> **What you have to do**: Below are records; how many of their lines contain "melihDB"? Answer with only the number.

> **Supplied material**:
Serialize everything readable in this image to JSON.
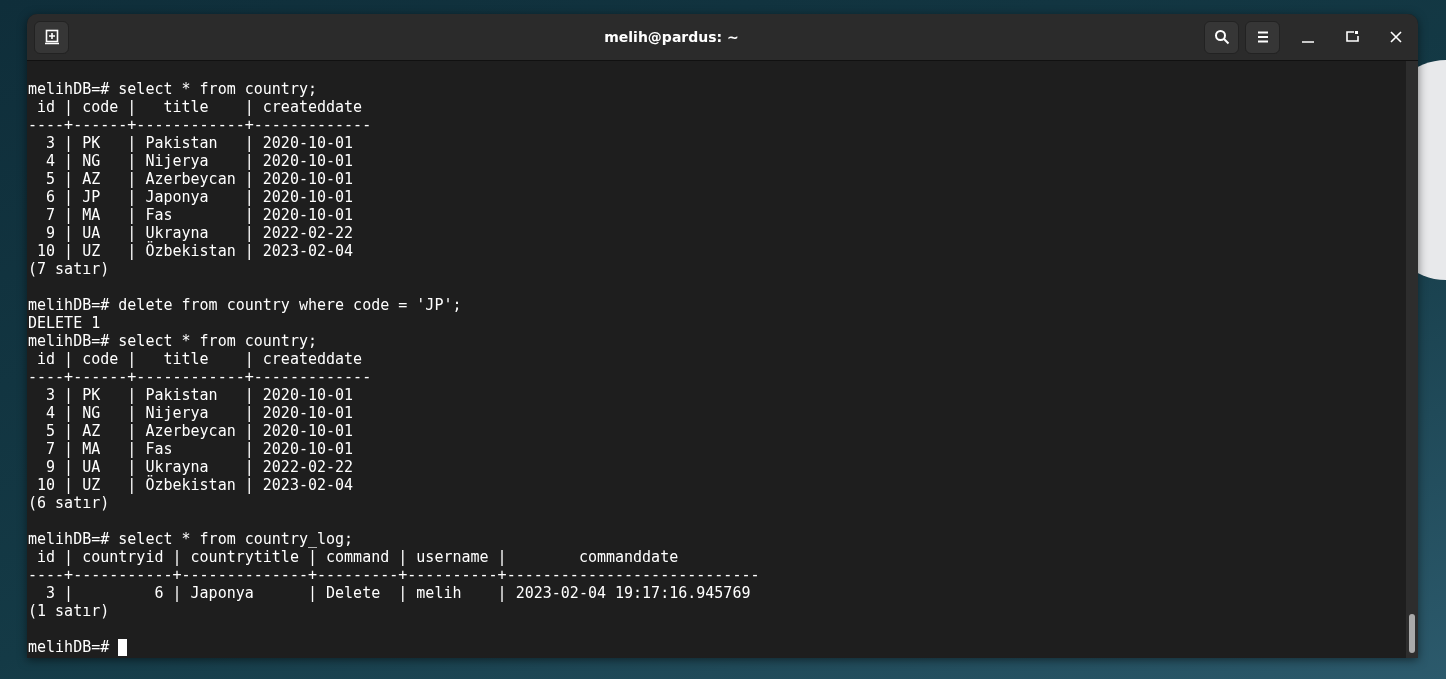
{
  "window": {
    "title": "melih@pardus: ~"
  },
  "terminal": {
    "blocks": [
      [
        "melihDB=# select * from country;",
        " id | code |   title    | createddate",
        "----+------+------------+-------------",
        "  3 | PK   | Pakistan   | 2020-10-01",
        "  4 | NG   | Nijerya    | 2020-10-01",
        "  5 | AZ   | Azerbeycan | 2020-10-01",
        "  6 | JP   | Japonya    | 2020-10-01",
        "  7 | MA   | Fas        | 2020-10-01",
        "  9 | UA   | Ukrayna    | 2022-02-22",
        " 10 | UZ   | Özbekistan | 2023-02-04",
        "(7 satır)"
      ],
      [
        "melihDB=# delete from country where code = 'JP';",
        "DELETE 1",
        "melihDB=# select * from country;",
        " id | code |   title    | createddate",
        "----+------+------------+-------------",
        "  3 | PK   | Pakistan   | 2020-10-01",
        "  4 | NG   | Nijerya    | 2020-10-01",
        "  5 | AZ   | Azerbeycan | 2020-10-01",
        "  7 | MA   | Fas        | 2020-10-01",
        "  9 | UA   | Ukrayna    | 2022-02-22",
        " 10 | UZ   | Özbekistan | 2023-02-04",
        "(6 satır)"
      ],
      [
        "melihDB=# select * from country_log;",
        " id | countryid | countrytitle | command | username |        commanddate",
        "----+-----------+--------------+---------+----------+----------------------------",
        "  3 |         6 | Japonya      | Delete  | melih    | 2023-02-04 19:17:16.945769",
        "(1 satır)"
      ]
    ],
    "prompt": "melihDB=#"
  }
}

> **Problem solution**: 5